While everybody else is fretting about what to serve at their Super Bowl parties — Should I do chili? Nachos? Do people still eat wings? — I’m here to spit out a fundamental truth: This weekend’s conference championship games are going to be way better than the Super Bowl, and there are going to be two of them, which means there are more opportunities for gambling. So beat the clich’s and hold a party to commemorate the end of the playoffs, and don’t worry about what to serve, as I’ve got your menu all planned out.
Four teams enter into this weekend: The New York Jets, the Indianapolis Colts, the Minnesota Vikings and the New Orleans Saints, representing distinct regions of the nation, each with its own culinary achievements and traditions.
If you’re a Minnesota Vikings fan, then you likely are aware that the team made it to the playoffs largely on the arm of aging but capable quarterback Bret Favre. But you might not know about Minnesota’s Nordic heritage, having been settled primarily by Swedes back around 1840 who undoubtedly found the weather relatively mild. Besides contributing to the regional accent, Swedes influenced the cuisine of the region, which is why a favored dish in this landlocked state is lutefisk. Lutefisk is basically dried whitefish soaked in water until it becomes jelly-like and is then treated with lye — yes, lye, which is, you know poisonous.
While the outcome of the game has yet to be decided, the New Orleans Saints have the edge when it comes to food. New Orleans is known for an entire culinary pantheon, which includes jambalaya, a spicy rice and sausage dish; gumbo, a rich, stew-like soup; spicy boiled crawfish; all manner of prepared oysters; blackened anything; and etouffe, which can use shrimp, crawfish tails or even chicken as a base. But if you want to take the easy way out, make up a big batch of red beans and rice, cover it with hot sauce and put it out before kickoff.
When pairing the New York Jets with a food item, the temptation is to think about hot dogs with sauerkraut and mustard, a dish made famous on Brooklyn’s Coney Island. But because the Jets are favored by residents of the outer boroughs and Long Island — while the swells in Manhattan prefer the Giants almost to a one — I am going to say that Italian food is the way to go. Cook up a lasagne or bake a ziti, or make a big batch of meatballs. You can’t go wrong with pizza, which is ridiculously easy to make as long as you have the proper gear in your kitchen. Or try something even easier: sausage and peppers, which can be made by combining those two ingredients in a crock pot with some olive oil and maybe a little chopped onion. Serve on chewy Italian rolls.

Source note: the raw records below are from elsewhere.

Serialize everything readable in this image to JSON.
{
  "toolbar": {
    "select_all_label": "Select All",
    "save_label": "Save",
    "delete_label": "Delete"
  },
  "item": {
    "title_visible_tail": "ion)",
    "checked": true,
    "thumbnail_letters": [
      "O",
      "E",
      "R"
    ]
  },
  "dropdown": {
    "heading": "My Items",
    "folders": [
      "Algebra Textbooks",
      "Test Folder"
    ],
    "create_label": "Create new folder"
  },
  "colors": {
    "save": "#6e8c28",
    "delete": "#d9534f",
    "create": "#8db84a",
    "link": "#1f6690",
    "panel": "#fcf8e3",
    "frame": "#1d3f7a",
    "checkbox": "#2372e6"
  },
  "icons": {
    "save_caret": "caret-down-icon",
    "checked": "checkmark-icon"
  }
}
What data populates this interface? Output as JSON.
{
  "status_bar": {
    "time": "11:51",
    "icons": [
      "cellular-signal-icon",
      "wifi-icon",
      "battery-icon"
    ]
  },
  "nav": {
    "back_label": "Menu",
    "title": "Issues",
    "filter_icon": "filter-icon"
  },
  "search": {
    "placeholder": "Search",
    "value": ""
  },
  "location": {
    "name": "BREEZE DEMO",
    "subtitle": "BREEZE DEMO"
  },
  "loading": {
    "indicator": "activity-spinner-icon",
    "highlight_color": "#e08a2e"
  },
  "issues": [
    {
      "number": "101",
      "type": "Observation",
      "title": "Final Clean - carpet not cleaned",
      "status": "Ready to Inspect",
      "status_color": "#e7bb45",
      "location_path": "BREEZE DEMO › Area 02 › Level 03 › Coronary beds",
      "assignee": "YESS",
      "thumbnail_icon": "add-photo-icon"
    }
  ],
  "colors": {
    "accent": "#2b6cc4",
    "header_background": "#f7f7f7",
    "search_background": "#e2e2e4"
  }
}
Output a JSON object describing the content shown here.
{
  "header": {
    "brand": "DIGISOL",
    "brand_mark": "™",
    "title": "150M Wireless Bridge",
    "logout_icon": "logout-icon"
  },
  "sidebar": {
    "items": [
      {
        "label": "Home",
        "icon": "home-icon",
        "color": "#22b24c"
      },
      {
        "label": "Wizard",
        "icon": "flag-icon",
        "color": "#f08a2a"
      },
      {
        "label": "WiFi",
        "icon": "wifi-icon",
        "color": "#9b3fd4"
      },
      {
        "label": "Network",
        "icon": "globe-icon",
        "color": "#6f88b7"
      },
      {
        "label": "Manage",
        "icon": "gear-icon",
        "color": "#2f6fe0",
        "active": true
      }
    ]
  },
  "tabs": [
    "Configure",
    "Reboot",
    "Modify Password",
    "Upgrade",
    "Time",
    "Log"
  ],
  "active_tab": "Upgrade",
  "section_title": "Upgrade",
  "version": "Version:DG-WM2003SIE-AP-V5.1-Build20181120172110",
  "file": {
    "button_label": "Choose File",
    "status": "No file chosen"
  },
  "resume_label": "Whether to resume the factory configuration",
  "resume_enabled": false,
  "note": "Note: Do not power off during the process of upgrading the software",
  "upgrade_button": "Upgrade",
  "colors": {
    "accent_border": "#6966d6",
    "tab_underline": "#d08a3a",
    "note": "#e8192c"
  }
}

Perhaps you’re wondering what kind of food they eat in Indianapolis. Well, they have lots of steakhouses, as befitting a large Midwestern city, so it would not be inappropriate to fire up the grill and sizzle a slew of T-bones on there. But another indigenous gem of the city is the breaded pork tenderloin sandwich — a slice of pork loin breaded and fried, served atop a soft buttered roll with lettuce, tomato and mayo, a simple affair if ever there were one and easy enough to prepare. I recommend making them into bite-sized sliders and serving them by the tray.
The breaded pork tenderloin sandwich, made famous in Indianapolis. (courtesy photo)